Advocate for ALICE Training and Lockdown Devices
It’s been more than two decades since the events in Columbine. Safety protocols and police response time have improved over the years. But, parents can still do more for their children.
During a high-tense situation, students and teachers must learn not to freeze and respond accordingly. Doing active shooter response training elicits automatic actions for when it happens. It lessens the need for students and teachers to think about what to do next when every second matter.
Schools are recommended to conduct drills multiple times a year. Similar to preparing for earthquakes and fires, students need to have muscle memory of what to do when there's an alert.

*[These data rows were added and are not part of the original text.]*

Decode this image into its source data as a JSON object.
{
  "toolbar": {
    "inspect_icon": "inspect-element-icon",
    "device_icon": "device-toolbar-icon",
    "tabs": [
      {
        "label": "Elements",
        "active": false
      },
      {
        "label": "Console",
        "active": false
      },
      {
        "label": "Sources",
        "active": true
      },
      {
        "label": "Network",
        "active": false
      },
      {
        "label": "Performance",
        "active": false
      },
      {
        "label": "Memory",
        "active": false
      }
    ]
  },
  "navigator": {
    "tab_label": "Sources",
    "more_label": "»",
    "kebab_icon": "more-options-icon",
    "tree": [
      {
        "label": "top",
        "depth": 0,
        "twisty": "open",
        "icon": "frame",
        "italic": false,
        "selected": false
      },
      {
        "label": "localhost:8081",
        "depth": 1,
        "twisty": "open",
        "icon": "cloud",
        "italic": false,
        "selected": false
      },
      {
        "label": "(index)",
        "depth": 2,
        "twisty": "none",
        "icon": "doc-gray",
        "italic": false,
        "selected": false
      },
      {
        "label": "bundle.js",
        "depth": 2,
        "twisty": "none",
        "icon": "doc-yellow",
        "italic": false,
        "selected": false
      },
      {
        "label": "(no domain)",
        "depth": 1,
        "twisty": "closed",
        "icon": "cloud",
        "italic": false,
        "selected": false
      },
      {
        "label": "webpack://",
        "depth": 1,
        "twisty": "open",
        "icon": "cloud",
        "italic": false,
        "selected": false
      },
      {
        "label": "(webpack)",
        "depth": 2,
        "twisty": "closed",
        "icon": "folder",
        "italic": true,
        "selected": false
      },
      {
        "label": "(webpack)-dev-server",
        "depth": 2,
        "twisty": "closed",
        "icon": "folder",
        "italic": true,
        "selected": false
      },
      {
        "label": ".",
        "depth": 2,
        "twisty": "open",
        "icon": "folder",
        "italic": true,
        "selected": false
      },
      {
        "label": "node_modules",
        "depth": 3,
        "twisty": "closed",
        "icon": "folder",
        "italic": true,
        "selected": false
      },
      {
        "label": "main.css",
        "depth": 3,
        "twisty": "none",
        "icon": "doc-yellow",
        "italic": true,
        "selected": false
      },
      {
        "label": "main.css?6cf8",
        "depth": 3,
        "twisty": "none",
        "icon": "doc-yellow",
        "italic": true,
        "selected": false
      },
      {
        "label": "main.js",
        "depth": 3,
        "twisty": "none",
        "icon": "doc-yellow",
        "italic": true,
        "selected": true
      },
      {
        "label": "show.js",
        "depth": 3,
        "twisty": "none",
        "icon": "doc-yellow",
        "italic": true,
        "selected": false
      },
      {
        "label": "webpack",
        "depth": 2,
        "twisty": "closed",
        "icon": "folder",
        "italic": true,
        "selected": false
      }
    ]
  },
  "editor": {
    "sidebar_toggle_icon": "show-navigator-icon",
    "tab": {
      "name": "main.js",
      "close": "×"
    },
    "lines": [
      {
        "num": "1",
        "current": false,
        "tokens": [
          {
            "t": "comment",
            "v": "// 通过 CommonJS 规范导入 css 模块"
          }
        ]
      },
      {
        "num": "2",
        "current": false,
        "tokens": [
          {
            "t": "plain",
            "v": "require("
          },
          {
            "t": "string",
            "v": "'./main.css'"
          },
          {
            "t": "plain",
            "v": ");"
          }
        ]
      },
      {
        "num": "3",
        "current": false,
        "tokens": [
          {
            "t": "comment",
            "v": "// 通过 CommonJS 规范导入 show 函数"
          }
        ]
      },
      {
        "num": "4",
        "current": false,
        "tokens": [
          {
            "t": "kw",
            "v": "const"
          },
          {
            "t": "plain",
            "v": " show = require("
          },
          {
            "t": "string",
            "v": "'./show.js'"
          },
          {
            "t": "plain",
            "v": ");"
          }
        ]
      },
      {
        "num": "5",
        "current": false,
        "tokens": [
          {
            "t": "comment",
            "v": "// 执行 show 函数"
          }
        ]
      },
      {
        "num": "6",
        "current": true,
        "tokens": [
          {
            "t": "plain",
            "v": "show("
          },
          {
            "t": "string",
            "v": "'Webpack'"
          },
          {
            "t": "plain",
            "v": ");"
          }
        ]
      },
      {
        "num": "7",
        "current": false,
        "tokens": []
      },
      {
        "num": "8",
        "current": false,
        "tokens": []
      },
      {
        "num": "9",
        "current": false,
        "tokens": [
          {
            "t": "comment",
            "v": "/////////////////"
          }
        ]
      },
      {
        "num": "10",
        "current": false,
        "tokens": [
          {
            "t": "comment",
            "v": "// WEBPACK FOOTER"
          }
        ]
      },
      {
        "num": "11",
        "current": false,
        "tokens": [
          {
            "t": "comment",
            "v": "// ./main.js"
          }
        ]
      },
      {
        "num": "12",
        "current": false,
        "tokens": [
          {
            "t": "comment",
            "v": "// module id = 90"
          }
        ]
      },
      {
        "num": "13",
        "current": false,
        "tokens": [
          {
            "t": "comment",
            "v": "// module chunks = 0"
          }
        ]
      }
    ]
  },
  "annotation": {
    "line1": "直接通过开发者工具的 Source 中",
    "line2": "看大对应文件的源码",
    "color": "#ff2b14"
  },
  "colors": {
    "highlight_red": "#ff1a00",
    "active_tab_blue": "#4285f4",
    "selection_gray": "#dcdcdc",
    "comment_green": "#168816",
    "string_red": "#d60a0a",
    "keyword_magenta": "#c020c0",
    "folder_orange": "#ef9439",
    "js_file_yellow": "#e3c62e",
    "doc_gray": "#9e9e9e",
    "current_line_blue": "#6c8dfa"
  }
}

ALICE Training is a recommended active response training program for students and teachers. It provides schools with the ideal response for handling an active shooter threat. It stands for Alert - Lockdown - Inform - Counter - Evacuate.

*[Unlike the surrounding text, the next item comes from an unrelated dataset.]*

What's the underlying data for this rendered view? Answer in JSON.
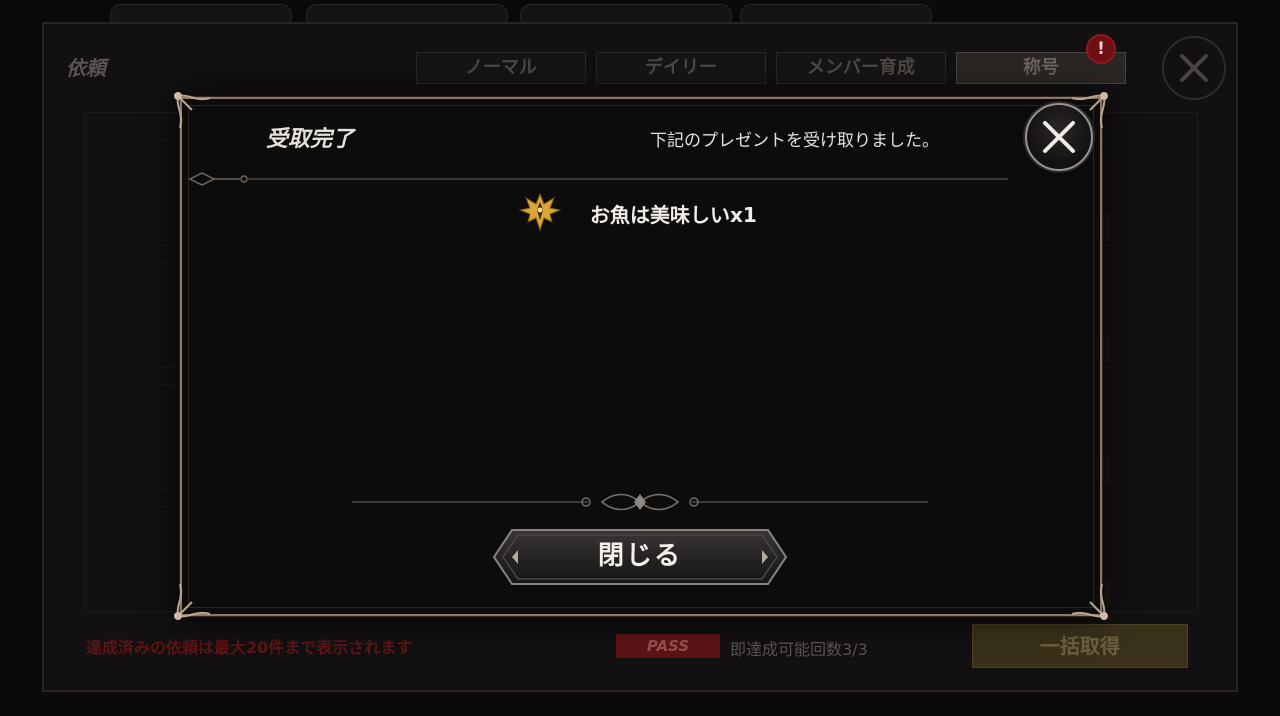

During an active shooter situation, it is important to go on lockdown to stay away from danger. Students must immediately go to rooms. Barricade the doors to stop the intruder from coming in. Once the room is secured, the teacher (or a student) can call 9-1-1 to inform authorities about the threat.
When in lockdown, students and teachers stack chairs and desks against inward-swinging doors. They also use ropes and belts to secure outward-swinging doors. These methods take time and can produce a lot of noise, which may attract the attention of the shooter.
An intruder can also use force to break through the chairs, desks, and rope barricades. If the chairs and desks are not stacked correctly, the intruder could break through them. Ropes and belts can also rip once force is applied.
Security tools such as lockdown devices can help secure classrooms faster and easier. It helps secure the room in seconds, which gives time for everyone to find a safe hiding spot. Lockdown devices allow for peace of mind and relief during a stressful situation.
There are many different door security device types to help with classroom lockdowns. The Sleeve and the Rampart are two of the most affordable and reliable lockdown devices. Both lockdown devices are easy-to-deploy and affordable. They can enforce classroom doors to withstand 550 lbs. of external force.
Parents are encouraged to learn more about the ALICE Training and lockdown devices. Get a better understanding of what solutions you can advocate in your school. Here are some articles to help:
- How ALICE Training Saves Lives
- Why We Need Lockdown Devices For Classroom Doors
- Improving School Door Security For Emergencies
- 9 Door Security Device Types To Use In Lockdowns
Yes, children are safe at school. Especially when parents and school administrators help each other to create a good learning environment. There is no “one way” to deal with an active shooter situation. But, at the very least we should prepare teachers and students by conducting ALICE training and equipping classroom doors with lockdown devices such as The Sleeve and the Rampart.